Start of RECORDS TO PROCESS
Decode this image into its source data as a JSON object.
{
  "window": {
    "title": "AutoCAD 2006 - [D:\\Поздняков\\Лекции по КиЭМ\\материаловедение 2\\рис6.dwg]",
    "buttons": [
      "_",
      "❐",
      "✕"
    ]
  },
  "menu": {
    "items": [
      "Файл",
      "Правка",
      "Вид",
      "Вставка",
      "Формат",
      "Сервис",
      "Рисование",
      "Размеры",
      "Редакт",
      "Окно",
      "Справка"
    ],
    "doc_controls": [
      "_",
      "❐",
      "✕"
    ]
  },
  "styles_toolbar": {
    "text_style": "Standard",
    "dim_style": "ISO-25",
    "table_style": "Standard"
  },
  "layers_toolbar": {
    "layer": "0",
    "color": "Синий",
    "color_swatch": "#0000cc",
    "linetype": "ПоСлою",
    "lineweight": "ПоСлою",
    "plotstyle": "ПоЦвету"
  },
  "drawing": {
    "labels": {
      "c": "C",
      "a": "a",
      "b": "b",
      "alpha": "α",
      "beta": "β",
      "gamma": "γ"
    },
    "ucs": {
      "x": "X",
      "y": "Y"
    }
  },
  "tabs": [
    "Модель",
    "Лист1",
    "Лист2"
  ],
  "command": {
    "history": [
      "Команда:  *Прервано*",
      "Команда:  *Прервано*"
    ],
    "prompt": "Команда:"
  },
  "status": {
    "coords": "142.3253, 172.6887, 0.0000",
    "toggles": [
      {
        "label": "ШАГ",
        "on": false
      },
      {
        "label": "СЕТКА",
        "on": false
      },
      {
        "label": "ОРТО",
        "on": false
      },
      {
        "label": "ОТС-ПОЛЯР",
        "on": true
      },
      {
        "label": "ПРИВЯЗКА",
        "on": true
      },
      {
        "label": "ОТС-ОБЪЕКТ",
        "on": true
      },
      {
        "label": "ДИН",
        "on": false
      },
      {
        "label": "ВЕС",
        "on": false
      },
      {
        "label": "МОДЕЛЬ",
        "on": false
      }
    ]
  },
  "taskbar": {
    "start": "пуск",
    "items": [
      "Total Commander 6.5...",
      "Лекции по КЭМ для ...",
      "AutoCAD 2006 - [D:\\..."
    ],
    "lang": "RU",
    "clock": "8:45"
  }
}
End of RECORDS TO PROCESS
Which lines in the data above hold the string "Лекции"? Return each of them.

— RESULT —
    "title": "AutoCAD 2006 - [D:\\Поздняков\\Лекции по КиЭМ\\материаловедение 2\\рис6.dwg]",
      "Лекции по КЭМ для ...",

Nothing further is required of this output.